- Aim of the exercise -
Copy each line below exactly.

(Source data)
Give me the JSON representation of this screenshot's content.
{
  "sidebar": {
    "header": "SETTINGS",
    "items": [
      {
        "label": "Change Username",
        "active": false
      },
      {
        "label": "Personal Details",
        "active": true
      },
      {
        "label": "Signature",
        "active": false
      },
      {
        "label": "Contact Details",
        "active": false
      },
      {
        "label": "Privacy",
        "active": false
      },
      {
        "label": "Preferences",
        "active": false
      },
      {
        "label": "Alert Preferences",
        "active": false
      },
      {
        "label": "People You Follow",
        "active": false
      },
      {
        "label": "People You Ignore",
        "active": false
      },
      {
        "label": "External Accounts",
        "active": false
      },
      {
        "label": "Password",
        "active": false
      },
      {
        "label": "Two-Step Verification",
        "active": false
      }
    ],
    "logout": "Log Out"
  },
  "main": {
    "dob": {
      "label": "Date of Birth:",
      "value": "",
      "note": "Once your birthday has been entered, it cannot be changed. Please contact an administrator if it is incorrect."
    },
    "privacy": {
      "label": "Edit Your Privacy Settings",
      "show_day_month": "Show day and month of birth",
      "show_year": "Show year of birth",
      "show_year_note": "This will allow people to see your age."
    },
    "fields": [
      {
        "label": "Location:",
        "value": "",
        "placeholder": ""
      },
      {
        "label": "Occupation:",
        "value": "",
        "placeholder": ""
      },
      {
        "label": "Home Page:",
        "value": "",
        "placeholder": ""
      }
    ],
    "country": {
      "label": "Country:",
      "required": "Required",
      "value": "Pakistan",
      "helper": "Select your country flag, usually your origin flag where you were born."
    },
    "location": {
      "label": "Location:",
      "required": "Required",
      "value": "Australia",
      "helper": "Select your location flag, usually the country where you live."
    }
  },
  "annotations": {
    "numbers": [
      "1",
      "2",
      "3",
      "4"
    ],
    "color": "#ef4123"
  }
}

- Expected answer -
Give me the JSON representation of this screenshot's content.
{
  "sidebar": {
    "header": "SETTINGS",
    "items": [
      {
        "label": "Change Username",
        "active": false
      },
      {
        "label": "Personal Details",
        "active": true
      },
      {
        "label": "Signature",
        "active": false
      },
      {
        "label": "Contact Details",
        "active": false
      },
      {
        "label": "Privacy",
        "active": false
      },
      {
        "label": "Preferences",
        "active": false
      },
      {
        "label": "Alert Preferences",
        "active": false
      },
      {
        "label": "People You Follow",
        "active": false
      },
      {
        "label": "People You Ignore",
        "active": false
      },
      {
        "label": "External Accounts",
        "active": false
      },
      {
        "label": "Password",
        "active": false
      },
      {
        "label": "Two-Step Verification",
        "active": false
      }
    ],
    "logout": "Log Out"
  },
  "main": {
    "dob": {
      "label": "Date of Birth:",
      "value": "",
      "note": "Once your birthday has been entered, it cannot be changed. Please contact an administrator if it is incorrect."
    },
    "privacy": {
      "label": "Edit Your Privacy Settings",
      "show_day_month": "Show day and month of birth",
      "show_year": "Show year of birth",
      "show_year_note": "This will allow people to see your age."
    },
    "fields": [
      {
        "label": "Location:",
        "value": "",
        "placeholder": ""
      },
      {
        "label": "Occupation:",
        "value": "",
        "placeholder": ""
      },
      {
        "label": "Home Page:",
        "value": "",
        "placeholder": ""
      }
    ],
    "country": {
      "label": "Country:",
      "required": "Required",
      "value": "Pakistan",
      "helper": "Select your country flag, usually your origin flag where you were born."
    },
    "location": {
      "label": "Location:",
      "required": "Required",
      "value": "Australia",
      "helper": "Select your location flag, usually the country where you live."
    }
  },
  "annotations": {
    "numbers": [
      "1",
      "2",
      "3",
      "4"
    ],
    "color": "#ef4123"
  }
}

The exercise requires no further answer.